In 1964, for ChessWorld Magazine, Robert James Fischer was asked to name the Top 10 Best Chess Players in the world.
Here is his list (in alphabetical order) of those players:
Alexander Alekhine, José Capablanca, Paul Morphy, Samuel Reshevsky, Boris Spassky, Howard Staunton, Wilhelm Steintz, Mikhail Tal, Siegbert Tarrash, and Mikhail Tchigorin.
José Capablanca - 1888 - 1942
Fischer said: He had the totally undeserved reputation of being the greatest living endgame player. His trick was to keep his openings simple and then play with such brilliance that it was decided in the middle game before reaching the ending -- even though his opponent didn't always know it. His almost complete lack of book knowledge forced him to push harder to squeeze the utmost out of every position.
Here is José in a short game against Frank Marshall:

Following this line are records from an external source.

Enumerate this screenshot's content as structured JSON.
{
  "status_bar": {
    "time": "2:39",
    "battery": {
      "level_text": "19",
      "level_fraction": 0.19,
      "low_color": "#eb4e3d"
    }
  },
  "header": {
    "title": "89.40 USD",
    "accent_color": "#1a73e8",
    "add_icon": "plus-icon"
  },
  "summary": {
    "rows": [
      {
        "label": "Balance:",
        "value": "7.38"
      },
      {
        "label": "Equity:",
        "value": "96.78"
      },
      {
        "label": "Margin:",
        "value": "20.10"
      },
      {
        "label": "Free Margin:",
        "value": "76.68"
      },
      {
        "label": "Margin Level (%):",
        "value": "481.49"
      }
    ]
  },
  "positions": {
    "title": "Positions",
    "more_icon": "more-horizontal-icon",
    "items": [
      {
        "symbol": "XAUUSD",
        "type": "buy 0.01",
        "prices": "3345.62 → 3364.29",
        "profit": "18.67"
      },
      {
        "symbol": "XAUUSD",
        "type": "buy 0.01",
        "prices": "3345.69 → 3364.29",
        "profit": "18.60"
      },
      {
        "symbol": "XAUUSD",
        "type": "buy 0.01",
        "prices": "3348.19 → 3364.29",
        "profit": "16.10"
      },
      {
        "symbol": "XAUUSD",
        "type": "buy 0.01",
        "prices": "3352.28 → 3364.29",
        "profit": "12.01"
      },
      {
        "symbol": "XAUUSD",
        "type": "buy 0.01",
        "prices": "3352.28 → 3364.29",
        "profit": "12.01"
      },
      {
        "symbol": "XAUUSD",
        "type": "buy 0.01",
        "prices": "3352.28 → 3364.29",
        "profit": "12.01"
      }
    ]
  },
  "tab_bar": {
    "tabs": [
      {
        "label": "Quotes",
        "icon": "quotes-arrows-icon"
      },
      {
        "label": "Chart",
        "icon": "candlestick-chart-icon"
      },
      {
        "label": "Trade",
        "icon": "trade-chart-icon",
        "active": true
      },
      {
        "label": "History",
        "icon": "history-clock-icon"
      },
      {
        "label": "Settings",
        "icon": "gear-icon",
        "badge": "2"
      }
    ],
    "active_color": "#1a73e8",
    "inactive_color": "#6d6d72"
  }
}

Although Marshall lost to Capablanca far more often than he won (+2 −20 =28), he was one of a few players ever to beat him with the black pieces. We can compare Capablanca with Mozart, whose charming music appeared to have been a smooth flow. I get the impression that Capablanca did not even know why he preferred this or that move, he just moved the pieces with his hand. If he had worked a lot on chess, he might have played worse because he would have started to try to comprehend things. But Capablanca did not have to comprehend anything, he just had to move the pieces! - Vladimir Kramnik